Photo by Dmitry Zvolskiy on Pexels
Wednesday, February 26, 2020
Monday, February 24, 2020
Sunday, February 23, 2020
Saturday, February 22, 2020
There is new life ahead.
"The 20/20 Visionaries Oracle Deck is a collaborative project started in the year 2020. Artists and friends are invited to create 3x5 cards to be part of an ever-growing deck of oracle cards to be for self-discovery, goal setting and personal inspiration."
This project was started by the coordinator of our local Artist Trading Card Group. This is my first card.
Friday, February 21, 2020
Saturday, February 15, 2020
Friday, February 14, 2020
Wednesday, February 12, 2020
This is the photo that inspired the stamp I carved recently.
I took a few pictures as I went through the process of carving, more to document the process for myself than anything else. The inspiration photo is the first step in the process.
I did a sketch from the photo, traced it onto tracing paper using a soft pencil, turned the tracing over and burnished it onto a 2 1/2" x 3 1/2" piece of carving rubber.
I never quite know which pieces are going to get carved away when I have an idea like this, so it helps to stop and think about it a bit before I start carving. (I can't change my mind once something is cut!) If it is at all complicated I shade the parts I'm leaving behind, and you can see this in the first photo below, along with the first cut I made around the outside of the "house". The first cuts are made with the smallest "V" blade (#1):
Next, I cut on the inside of the large blocks on the house I would be carving away. (Note there is a cut on the inside of the outline of the house but not on the roof and chimney, for example.) I did the same inside and outside process on the windows:
I then carved away the house with a large "U" blade (#5):
Now we switch our focus to the area around the house. Using a medium "U" blade (#3), I carve a moat around most of the image. There is just a small part at the top where this wouldn't work:
I decided to put a border around the whole block rather than just cutting around the outside of the house. Using the #1 blade I carve outwards from the small areas first (like the area to the right of the chimney). The rest is done with the #5 blade in a similar fashion. I just scoop the rubber stopping about 1/16" from the edge to form the border:
Now we're ready for the first printing, which I do with a medium shade of ink so that it doesn't cover up the shading on the rubber that I did at the beginning.
The rest is all clean-up, a process alternating between using the #1 blade to clean up more details and more test prints. It took another 3 test prints before I got to the finished image I was happy with. It isn't perfect, by any means, but that is part of the charm of hand carved stamps.
Here's the final stamp:
Tuesday, February 11, 2020

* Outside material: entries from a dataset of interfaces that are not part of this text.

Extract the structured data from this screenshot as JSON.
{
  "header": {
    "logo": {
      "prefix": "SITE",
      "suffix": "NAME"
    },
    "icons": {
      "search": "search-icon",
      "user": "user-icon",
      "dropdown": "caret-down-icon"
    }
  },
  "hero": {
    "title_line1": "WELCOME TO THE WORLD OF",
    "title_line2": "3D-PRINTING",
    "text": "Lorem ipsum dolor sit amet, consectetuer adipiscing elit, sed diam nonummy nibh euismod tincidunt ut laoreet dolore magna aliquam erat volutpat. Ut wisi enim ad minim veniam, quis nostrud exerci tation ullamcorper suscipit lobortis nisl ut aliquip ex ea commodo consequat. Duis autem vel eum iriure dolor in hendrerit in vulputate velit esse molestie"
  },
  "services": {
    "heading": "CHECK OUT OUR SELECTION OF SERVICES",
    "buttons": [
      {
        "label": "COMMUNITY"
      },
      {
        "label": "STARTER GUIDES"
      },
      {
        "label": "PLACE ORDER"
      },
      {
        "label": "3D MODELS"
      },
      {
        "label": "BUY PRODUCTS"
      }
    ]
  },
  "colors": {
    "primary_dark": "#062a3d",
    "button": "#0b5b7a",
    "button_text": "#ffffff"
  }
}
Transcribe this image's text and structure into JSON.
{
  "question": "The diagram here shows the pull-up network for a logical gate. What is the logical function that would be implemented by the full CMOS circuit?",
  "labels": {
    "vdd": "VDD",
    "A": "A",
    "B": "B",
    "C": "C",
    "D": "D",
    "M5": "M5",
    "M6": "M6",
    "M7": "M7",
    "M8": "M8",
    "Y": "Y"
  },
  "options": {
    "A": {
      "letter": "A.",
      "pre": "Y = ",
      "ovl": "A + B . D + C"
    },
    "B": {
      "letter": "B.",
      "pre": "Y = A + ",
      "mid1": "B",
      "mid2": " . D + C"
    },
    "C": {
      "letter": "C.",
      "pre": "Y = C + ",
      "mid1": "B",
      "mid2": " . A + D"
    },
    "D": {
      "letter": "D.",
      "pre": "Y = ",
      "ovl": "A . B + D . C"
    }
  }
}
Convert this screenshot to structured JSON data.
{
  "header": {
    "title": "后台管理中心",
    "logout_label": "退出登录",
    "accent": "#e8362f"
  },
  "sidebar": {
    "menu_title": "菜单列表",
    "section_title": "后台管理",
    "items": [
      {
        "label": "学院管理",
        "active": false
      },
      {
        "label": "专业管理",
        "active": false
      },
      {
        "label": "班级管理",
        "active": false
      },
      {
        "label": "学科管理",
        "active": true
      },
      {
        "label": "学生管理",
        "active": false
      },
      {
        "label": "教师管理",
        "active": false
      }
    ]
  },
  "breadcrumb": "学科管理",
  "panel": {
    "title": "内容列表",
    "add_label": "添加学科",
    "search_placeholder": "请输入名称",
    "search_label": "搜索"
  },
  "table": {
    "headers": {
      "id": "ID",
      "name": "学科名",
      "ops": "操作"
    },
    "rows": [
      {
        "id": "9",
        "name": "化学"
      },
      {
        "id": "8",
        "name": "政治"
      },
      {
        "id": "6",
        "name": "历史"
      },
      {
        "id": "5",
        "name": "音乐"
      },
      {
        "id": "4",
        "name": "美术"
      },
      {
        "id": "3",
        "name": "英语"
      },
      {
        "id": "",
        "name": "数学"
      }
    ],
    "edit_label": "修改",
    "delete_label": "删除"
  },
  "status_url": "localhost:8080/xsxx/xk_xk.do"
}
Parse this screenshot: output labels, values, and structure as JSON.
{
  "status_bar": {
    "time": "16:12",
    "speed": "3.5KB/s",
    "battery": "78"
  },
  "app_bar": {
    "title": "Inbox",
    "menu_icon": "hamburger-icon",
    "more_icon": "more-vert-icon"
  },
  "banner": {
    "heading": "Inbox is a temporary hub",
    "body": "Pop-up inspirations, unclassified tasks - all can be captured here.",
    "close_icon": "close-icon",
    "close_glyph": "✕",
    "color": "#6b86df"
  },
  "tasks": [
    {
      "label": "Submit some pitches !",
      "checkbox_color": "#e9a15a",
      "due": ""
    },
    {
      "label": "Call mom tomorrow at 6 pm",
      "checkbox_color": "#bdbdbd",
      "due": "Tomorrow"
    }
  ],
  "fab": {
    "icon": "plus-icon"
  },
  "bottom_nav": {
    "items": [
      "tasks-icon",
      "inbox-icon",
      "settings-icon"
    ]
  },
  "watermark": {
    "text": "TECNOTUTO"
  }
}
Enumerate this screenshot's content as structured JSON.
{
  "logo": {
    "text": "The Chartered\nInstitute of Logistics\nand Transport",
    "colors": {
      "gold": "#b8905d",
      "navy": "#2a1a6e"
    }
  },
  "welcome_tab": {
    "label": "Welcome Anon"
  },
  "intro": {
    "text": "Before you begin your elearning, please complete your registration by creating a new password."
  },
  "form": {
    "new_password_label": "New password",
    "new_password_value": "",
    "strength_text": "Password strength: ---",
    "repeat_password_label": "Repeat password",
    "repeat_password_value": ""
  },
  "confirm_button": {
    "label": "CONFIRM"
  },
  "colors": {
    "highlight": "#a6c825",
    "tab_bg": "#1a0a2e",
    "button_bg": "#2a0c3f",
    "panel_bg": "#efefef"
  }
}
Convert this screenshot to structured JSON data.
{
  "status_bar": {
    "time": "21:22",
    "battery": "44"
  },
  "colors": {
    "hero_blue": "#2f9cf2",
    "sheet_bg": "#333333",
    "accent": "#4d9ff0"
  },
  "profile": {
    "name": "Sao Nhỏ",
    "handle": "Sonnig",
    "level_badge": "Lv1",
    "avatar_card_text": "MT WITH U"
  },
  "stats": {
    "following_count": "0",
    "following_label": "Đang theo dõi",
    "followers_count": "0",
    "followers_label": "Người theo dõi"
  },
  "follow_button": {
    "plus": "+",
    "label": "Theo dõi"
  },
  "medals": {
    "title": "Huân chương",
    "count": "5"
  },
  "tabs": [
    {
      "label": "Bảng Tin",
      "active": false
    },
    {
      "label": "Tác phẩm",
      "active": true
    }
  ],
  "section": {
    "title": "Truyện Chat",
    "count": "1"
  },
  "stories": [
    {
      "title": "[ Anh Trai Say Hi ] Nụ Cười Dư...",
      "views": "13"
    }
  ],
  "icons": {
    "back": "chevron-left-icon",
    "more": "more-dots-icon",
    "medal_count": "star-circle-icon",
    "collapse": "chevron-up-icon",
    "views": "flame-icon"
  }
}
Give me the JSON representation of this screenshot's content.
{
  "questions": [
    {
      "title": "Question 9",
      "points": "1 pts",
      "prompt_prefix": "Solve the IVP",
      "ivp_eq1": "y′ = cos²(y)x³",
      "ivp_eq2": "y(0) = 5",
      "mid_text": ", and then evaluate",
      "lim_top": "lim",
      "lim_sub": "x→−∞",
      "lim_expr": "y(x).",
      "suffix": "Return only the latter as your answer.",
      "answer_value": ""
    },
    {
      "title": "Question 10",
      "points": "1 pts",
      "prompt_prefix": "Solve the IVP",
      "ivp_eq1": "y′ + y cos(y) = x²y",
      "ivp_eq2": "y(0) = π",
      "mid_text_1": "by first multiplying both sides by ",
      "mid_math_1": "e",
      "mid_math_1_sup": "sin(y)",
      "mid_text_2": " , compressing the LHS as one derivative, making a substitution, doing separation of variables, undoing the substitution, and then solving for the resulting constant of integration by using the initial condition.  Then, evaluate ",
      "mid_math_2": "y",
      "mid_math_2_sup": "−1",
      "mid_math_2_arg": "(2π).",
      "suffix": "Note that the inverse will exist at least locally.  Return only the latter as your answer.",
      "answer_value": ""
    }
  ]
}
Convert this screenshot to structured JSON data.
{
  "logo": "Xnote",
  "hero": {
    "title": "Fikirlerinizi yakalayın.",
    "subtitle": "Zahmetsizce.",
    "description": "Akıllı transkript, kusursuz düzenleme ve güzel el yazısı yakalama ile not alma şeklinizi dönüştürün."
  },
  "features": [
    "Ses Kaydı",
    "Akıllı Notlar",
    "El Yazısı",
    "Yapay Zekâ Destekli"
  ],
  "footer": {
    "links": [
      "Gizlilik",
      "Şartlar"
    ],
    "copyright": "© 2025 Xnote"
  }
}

In 2005, on a trip through the Loire Valley, my husband and I stayed at a chateau that had been converted to an inn. I used a photo of it to inspire this new handcarved stamp.
Here, I stamped it on a gelli print and put it into my journal, but I'm sure it will make it onto artist trading cards at some point too!
Friday, February 7, 2020
Wednesday, February 5, 2020
I participated in a PaintWithMe Challenge in January and then forgot to share the results. The organizer, Susan Chang, suggested we all paint from the same photo by Debbie Ellingwood from a Facebook Group where photographers share their photos for artists to paint from.
I had so much fun I painted it twice. The one below is actually my first attempt.